This semester, the College will complete construction of a new
state-of-the-art research building. Many of the faculty, staff,
and students in our three plant science departments (Agronomy,
Plant Pathology, and Horticulture) will occupy a facility that
will greatly expand their opportunities to excel in a field of
agricultural research that is highly competitive and rapidly advancing.
I encourage you to read more about this new building elsewhere
in this issue.
I came to Kentucky in 1978, I have been associated with the College's
plant and soil sciences programs. I am very proud of these programs,
both their national stature and their history of contributions
to the commonwealth. The University of Kentucky has repeatedly
designated plant sciences as an area of excellence and opportunity
within the University. Most recently, a University-wide study
selected plant bioengineering as one of about a dozen "futures"
areas at UK. This means that the plant sciences will continue
to be recognized as an area of impact and scientific achievement,
worthy of investment over the next decade.
In the 20th century, UK's plant and soil sciences programs helped
to revolutionize crop agriculture in Kentucky. New plant varieties,
pest control technologies, better seed production methods, soil
conservation practices, and nutrient management strategies developed
at UK have had dramatic benefits for Kentucky crop producers,
doubling or tripling yields of some crops. Even more remarkably,
in many cases increase in crop yield has been coupled with significant
improvements in protection of soil and water resources.
It is very appropriate that this issue of the Ag Magazine would
also feature three College families who are leading crop producers
in Kentucky. Our connections with such farm families span the
full scope of the land grant mission: instruction, extension,
and research. The story of these families also reminds us that,
at a land grant institution, investments in discovery research
and new facilities must ultimately be justified by the potential
for real benefits to the people of Kentucky.
A key reason for the impact of plant science programs at UK and
other land grant institutions around the country is that we have
balanced and integrated discovery science, research and development,
technology transfer, and grass roots extension. This is not simply
a process of adapting discoveries to practical application. Continuous
communication with producers and practitioners should, and usually
does, direct and shape the research itself.
Land grant scientists must listen to families like the Whites,
the Clifts, and the McAtees to understand the context and relevance

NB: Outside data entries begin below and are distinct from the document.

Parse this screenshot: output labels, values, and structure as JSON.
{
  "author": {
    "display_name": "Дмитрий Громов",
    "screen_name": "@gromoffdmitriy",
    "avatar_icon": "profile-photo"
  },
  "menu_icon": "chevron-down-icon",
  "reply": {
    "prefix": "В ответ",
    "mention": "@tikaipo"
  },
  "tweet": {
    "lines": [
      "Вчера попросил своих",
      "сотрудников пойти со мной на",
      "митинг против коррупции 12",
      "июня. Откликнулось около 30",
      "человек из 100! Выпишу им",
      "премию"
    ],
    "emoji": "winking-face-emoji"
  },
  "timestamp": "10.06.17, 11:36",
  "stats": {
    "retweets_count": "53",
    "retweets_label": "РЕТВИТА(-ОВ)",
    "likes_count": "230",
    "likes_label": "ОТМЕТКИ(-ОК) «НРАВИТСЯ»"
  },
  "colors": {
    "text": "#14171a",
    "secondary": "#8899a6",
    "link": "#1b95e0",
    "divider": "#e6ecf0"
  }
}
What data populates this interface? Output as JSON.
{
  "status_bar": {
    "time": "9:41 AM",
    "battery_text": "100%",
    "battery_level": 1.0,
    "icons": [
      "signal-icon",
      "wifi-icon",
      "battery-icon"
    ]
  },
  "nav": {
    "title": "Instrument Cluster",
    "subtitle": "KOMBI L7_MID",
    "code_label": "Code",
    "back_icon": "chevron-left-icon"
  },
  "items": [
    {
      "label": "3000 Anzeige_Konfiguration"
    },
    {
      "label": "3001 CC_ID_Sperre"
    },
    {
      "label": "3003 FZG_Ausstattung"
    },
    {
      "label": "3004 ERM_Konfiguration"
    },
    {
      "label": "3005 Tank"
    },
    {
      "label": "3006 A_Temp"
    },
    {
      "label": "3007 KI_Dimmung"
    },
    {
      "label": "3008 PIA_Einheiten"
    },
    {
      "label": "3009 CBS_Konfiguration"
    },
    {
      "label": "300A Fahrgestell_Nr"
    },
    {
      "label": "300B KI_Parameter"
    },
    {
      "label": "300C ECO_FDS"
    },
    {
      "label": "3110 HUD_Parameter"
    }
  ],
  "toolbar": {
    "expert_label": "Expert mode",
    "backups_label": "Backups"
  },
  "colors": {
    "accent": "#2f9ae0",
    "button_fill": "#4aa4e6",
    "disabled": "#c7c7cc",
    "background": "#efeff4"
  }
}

of their research and then set research priorities appropriate
to Kentucky's needs and opportunities. We will continue to do
this in our new plant science building and on family farms around
- M. Scott Smith
Dean, College of Agriculture